§ **WHAT TO PRODUCE**
Reproduce all of the data that follows, character for character.

━━━━━ GIVEN RECORDS ━━━━━

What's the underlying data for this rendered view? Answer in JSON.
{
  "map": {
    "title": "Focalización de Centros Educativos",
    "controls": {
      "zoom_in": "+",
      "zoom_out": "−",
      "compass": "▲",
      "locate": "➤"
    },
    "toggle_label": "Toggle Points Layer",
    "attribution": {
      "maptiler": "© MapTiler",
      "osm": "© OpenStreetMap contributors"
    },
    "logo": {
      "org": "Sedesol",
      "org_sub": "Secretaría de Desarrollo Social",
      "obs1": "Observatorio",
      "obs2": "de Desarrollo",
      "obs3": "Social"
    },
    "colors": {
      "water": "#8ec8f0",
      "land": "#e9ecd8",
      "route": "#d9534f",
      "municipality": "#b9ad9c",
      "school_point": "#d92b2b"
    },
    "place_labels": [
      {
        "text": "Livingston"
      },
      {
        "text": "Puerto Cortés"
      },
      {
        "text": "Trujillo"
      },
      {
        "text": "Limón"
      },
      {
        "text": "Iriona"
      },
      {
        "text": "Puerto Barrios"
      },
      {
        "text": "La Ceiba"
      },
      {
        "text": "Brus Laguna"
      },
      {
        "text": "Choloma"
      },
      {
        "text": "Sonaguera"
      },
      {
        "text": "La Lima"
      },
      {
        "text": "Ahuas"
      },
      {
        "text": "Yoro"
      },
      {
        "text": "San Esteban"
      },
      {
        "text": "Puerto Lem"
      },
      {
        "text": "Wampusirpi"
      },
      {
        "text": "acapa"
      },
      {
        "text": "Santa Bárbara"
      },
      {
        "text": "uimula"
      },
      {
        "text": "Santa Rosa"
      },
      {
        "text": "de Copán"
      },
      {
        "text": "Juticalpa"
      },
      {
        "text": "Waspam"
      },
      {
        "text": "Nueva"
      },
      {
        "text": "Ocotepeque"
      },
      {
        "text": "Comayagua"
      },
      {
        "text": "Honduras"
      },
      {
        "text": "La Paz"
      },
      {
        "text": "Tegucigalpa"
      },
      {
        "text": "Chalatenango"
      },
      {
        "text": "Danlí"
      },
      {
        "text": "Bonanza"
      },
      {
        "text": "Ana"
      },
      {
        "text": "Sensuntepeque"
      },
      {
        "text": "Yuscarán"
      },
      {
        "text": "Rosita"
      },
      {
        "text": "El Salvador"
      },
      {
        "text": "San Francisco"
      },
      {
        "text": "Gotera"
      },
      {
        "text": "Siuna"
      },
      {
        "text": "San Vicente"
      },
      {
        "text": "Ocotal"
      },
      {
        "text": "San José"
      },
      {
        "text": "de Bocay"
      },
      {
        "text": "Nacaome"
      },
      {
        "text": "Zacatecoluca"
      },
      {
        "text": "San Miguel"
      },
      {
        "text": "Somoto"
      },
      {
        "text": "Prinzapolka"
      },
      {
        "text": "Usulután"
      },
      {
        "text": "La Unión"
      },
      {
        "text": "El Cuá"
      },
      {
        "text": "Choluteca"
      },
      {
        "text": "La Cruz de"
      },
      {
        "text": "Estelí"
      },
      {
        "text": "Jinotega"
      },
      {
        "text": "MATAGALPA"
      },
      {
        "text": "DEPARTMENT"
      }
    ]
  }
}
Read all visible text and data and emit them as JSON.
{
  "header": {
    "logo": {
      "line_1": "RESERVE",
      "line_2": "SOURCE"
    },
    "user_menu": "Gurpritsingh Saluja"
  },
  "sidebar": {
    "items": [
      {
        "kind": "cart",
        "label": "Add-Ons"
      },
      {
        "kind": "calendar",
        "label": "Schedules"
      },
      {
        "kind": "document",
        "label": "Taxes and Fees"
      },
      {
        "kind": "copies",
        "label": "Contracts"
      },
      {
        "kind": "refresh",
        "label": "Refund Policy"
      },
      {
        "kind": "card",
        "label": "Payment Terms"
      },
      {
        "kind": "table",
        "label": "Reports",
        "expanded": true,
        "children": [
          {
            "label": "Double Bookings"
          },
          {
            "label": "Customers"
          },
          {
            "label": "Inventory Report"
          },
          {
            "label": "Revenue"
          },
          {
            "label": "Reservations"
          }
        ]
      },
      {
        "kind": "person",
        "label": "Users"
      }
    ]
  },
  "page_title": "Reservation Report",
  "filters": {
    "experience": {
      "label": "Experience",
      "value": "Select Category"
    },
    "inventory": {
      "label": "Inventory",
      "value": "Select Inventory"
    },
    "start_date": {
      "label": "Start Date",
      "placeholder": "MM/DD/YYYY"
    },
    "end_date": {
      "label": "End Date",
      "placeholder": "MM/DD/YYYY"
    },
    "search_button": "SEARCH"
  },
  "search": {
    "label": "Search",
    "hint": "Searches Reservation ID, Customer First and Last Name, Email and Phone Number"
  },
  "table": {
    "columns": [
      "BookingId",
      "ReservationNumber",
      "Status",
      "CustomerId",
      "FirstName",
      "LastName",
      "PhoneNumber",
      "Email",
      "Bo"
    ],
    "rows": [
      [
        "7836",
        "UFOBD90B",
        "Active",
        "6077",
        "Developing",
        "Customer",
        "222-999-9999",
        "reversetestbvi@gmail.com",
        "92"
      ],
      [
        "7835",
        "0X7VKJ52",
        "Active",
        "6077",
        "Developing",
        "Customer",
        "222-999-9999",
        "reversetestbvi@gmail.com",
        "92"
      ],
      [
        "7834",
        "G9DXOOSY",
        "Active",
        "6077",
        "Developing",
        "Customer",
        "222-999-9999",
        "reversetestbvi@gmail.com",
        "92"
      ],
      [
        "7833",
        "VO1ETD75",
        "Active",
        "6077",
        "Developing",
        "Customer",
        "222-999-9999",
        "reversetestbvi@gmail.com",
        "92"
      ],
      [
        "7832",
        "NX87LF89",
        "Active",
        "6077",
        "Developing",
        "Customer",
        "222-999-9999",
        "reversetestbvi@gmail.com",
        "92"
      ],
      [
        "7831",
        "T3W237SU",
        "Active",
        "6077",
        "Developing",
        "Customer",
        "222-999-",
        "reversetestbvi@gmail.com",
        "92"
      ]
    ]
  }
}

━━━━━

§ **EXERCISE ANSWER**
What's the underlying data for this rendered view? Answer in JSON.
{
  "map": {
    "title": "Focalización de Centros Educativos",
    "controls": {
      "zoom_in": "+",
      "zoom_out": "−",
      "compass": "▲",
      "locate": "➤"
    },
    "toggle_label": "Toggle Points Layer",
    "attribution": {
      "maptiler": "© MapTiler",
      "osm": "© OpenStreetMap contributors"
    },
    "logo": {
      "org": "Sedesol",
      "org_sub": "Secretaría de Desarrollo Social",
      "obs1": "Observatorio",
      "obs2": "de Desarrollo",
      "obs3": "Social"
    },
    "colors": {
      "water": "#8ec8f0",
      "land": "#e9ecd8",
      "route": "#d9534f",
      "municipality": "#b9ad9c",
      "school_point": "#d92b2b"
    },
    "place_labels": [
      {
        "text": "Livingston"
      },
      {
        "text": "Puerto Cortés"
      },
      {
        "text": "Trujillo"
      },
      {
        "text": "Limón"
      },
      {
        "text": "Iriona"
      },
      {
        "text": "Puerto Barrios"
      },
      {
        "text": "La Ceiba"
      },
      {
        "text": "Brus Laguna"
      },
      {
        "text": "Choloma"
      },
      {
        "text": "Sonaguera"
      },
      {
        "text": "La Lima"
      },
      {
        "text": "Ahuas"
      },
      {
        "text": "Yoro"
      },
      {
        "text": "San Esteban"
      },
      {
        "text": "Puerto Lem"
      },
      {
        "text": "Wampusirpi"
      },
      {
        "text": "acapa"
      },
      {
        "text": "Santa Bárbara"
      },
      {
        "text": "uimula"
      },
      {
        "text": "Santa Rosa"
      },
      {
        "text": "de Copán"
      },
      {
        "text": "Juticalpa"
      },
      {
        "text": "Waspam"
      },
      {
        "text": "Nueva"
      },
      {
        "text": "Ocotepeque"
      },
      {
        "text": "Comayagua"
      },
      {
        "text": "Honduras"
      },
      {
        "text": "La Paz"
      },
      {
        "text": "Tegucigalpa"
      },
      {
        "text": "Chalatenango"
      },
      {
        "text": "Danlí"
      },
      {
        "text": "Bonanza"
      },
      {
        "text": "Ana"
      },
      {
        "text": "Sensuntepeque"
      },
      {
        "text": "Yuscarán"
      },
      {
        "text": "Rosita"
      },
      {
        "text": "El Salvador"
      },
      {
        "text": "San Francisco"
      },
      {
        "text": "Gotera"
      },
      {
        "text": "Siuna"
      },
      {
        "text": "San Vicente"
      },
      {
        "text": "Ocotal"
      },
      {
        "text": "San José"
      },
      {
        "text": "de Bocay"
      },
      {
        "text": "Nacaome"
      },
      {
        "text": "Zacatecoluca"
      },
      {
        "text": "San Miguel"
      },
      {
        "text": "Somoto"
      },
      {
        "text": "Prinzapolka"
      },
      {
        "text": "Usulután"
      },
      {
        "text": "La Unión"
      },
      {
        "text": "El Cuá"
      },
      {
        "text": "Choluteca"
      },
      {
        "text": "La Cruz de"
      },
      {
        "text": "Estelí"
      },
      {
        "text": "Jinotega"
      },
      {
        "text": "MATAGALPA"
      },
      {
        "text": "DEPARTMENT"
      }
    ]
  }
}
Read all visible text and data and emit them as JSON.
{
  "header": {
    "logo": {
      "line_1": "RESERVE",
      "line_2": "SOURCE"
    },
    "user_menu": "Gurpritsingh Saluja"
  },
  "sidebar": {
    "items": [
      {
        "kind": "cart",
        "label": "Add-Ons"
      },
      {
        "kind": "calendar",
        "label": "Schedules"
      },
      {
        "kind": "document",
        "label": "Taxes and Fees"
      },
      {
        "kind": "copies",
        "label": "Contracts"
      },
      {
        "kind": "refresh",
        "label": "Refund Policy"
      },
      {
        "kind": "card",
        "label": "Payment Terms"
      },
      {
        "kind": "table",
        "label": "Reports",
        "expanded": true,
        "children": [
          {
            "label": "Double Bookings"
          },
          {
            "label": "Customers"
          },
          {
            "label": "Inventory Report"
          },
          {
            "label": "Revenue"
          },
          {
            "label": "Reservations"
          }
        ]
      },
      {
        "kind": "person",
        "label": "Users"
      }
    ]
  },
  "page_title": "Reservation Report",
  "filters": {
    "experience": {
      "label": "Experience",
      "value": "Select Category"
    },
    "inventory": {
      "label": "Inventory",
      "value": "Select Inventory"
    },
    "start_date": {
      "label": "Start Date",
      "placeholder": "MM/DD/YYYY"
    },
    "end_date": {
      "label": "End Date",
      "placeholder": "MM/DD/YYYY"
    },
    "search_button": "SEARCH"
  },
  "search": {
    "label": "Search",
    "hint": "Searches Reservation ID, Customer First and Last Name, Email and Phone Number"
  },
  "table": {
    "columns": [
      "BookingId",
      "ReservationNumber",
      "Status",
      "CustomerId",
      "FirstName",
      "LastName",
      "PhoneNumber",
      "Email",
      "Bo"
    ],
    "rows": [
      [
        "7836",
        "UFOBD90B",
        "Active",
        "6077",
        "Developing",
        "Customer",
        "222-999-9999",
        "reversetestbvi@gmail.com",
        "92"
      ],
      [
        "7835",
        "0X7VKJ52",
        "Active",
        "6077",
        "Developing",
        "Customer",
        "222-999-9999",
        "reversetestbvi@gmail.com",
        "92"
      ],
      [
        "7834",
        "G9DXOOSY",
        "Active",
        "6077",
        "Developing",
        "Customer",
        "222-999-9999",
        "reversetestbvi@gmail.com",
        "92"
      ],
      [
        "7833",
        "VO1ETD75",
        "Active",
        "6077",
        "Developing",
        "Customer",
        "222-999-9999",
        "reversetestbvi@gmail.com",
        "92"
      ],
      [
        "7832",
        "NX87LF89",
        "Active",
        "6077",
        "Developing",
        "Customer",
        "222-999-9999",
        "reversetestbvi@gmail.com",
        "92"
      ],
      [
        "7831",
        "T3W237SU",
        "Active",
        "6077",
        "Developing",
        "Customer",
        "222-999-",
        "reversetestbvi@gmail.com",
        "92"
      ]
    ]
  }
}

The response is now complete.